WHAT IS EXPECTED:
Copy each line of the following material that has the string "download".

RECORDS PROVIDED:

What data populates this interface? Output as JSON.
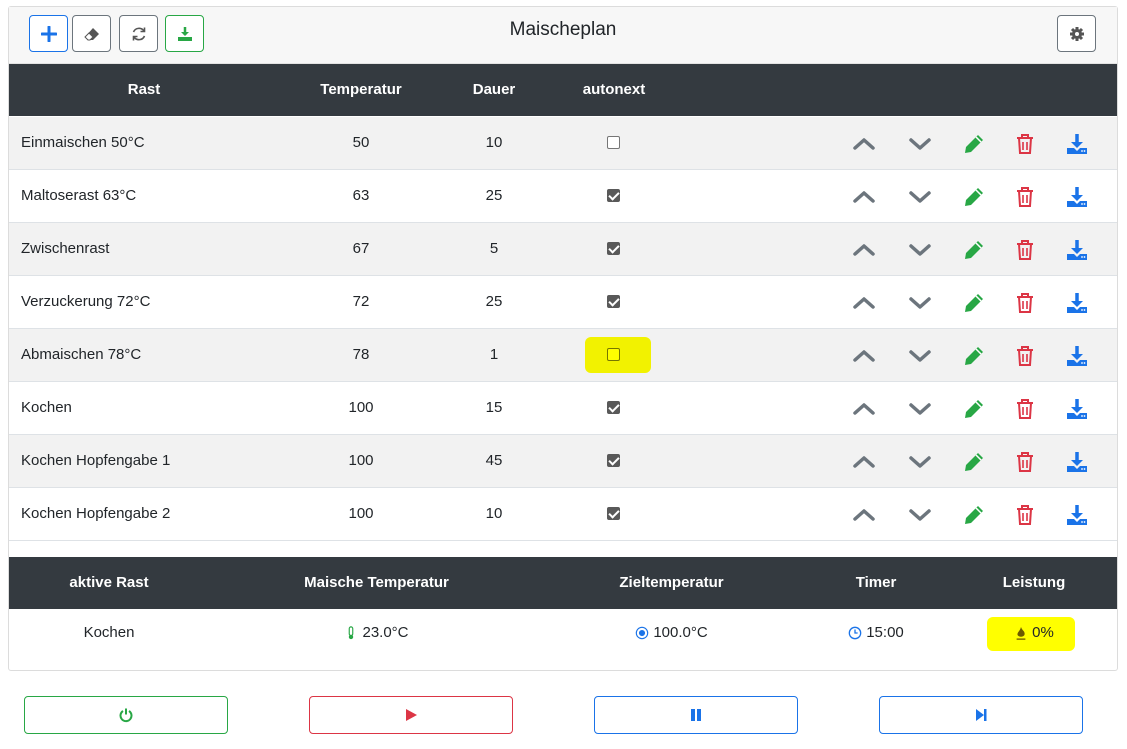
{
  "header": {
    "title": "Maischeplan",
    "buttons": [
      {
        "name": "add",
        "icon": "plus-icon"
      },
      {
        "name": "clear",
        "icon": "eraser-icon"
      },
      {
        "name": "refresh",
        "icon": "refresh-icon"
      },
      {
        "name": "download",
        "icon": "download-icon"
      },
      {
        "name": "settings",
        "icon": "gear-icon"
      }
    ]
  },
  "table": {
    "columns": [
      "Rast",
      "Temperatur",
      "Dauer",
      "autonext"
    ],
    "rows": [
      {
        "name": "Einmaischen 50°C",
        "temp": "50",
        "duration": "10",
        "autonext": false
      },
      {
        "name": "Maltoserast 63°C",
        "temp": "63",
        "duration": "25",
        "autonext": true
      },
      {
        "name": "Zwischenrast",
        "temp": "67",
        "duration": "5",
        "autonext": true
      },
      {
        "name": "Verzuckerung 72°C",
        "temp": "72",
        "duration": "25",
        "autonext": true
      },
      {
        "name": "Abmaischen 78°C",
        "temp": "78",
        "duration": "1",
        "autonext": false
      },
      {
        "name": "Kochen",
        "temp": "100",
        "duration": "15",
        "autonext": true
      },
      {
        "name": "Kochen Hopfengabe 1",
        "temp": "100",
        "duration": "45",
        "autonext": true
      },
      {
        "name": "Kochen Hopfengabe 2",
        "temp": "100",
        "duration": "10",
        "autonext": true
      }
    ],
    "row_actions": [
      "chevron-up-icon",
      "chevron-down-icon",
      "pencil-icon",
      "trash-icon",
      "download-icon"
    ]
  },
  "status": {
    "columns": [
      "aktive Rast",
      "Maische Temperatur",
      "Zieltemperatur",
      "Timer",
      "Leistung"
    ],
    "active_rast": "Kochen",
    "mash_temp": "23.0°C",
    "target_temp": "100.0°C",
    "timer": "15:00",
    "power": "0%"
  },
  "controls": [
    {
      "name": "power",
      "icon": "power-icon",
      "color": "#28a745"
    },
    {
      "name": "play",
      "icon": "play-icon",
      "color": "#dc3545"
    },
    {
      "name": "pause",
      "icon": "pause-icon",
      "color": "#1a73e8"
    },
    {
      "name": "skip",
      "icon": "skip-next-icon",
      "color": "#1a73e8"
    }
  ],
  "colors": {
    "header_dark": "#343a40",
    "blue": "#1a73e8",
    "green": "#28a745",
    "red": "#dc3545",
    "gray": "#6c757d",
    "highlight": "#ffff00"
  }
}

ANSWER FOR THIS EXERCISE:
        "name": "download",
        "icon": "download-icon"
      "download-icon"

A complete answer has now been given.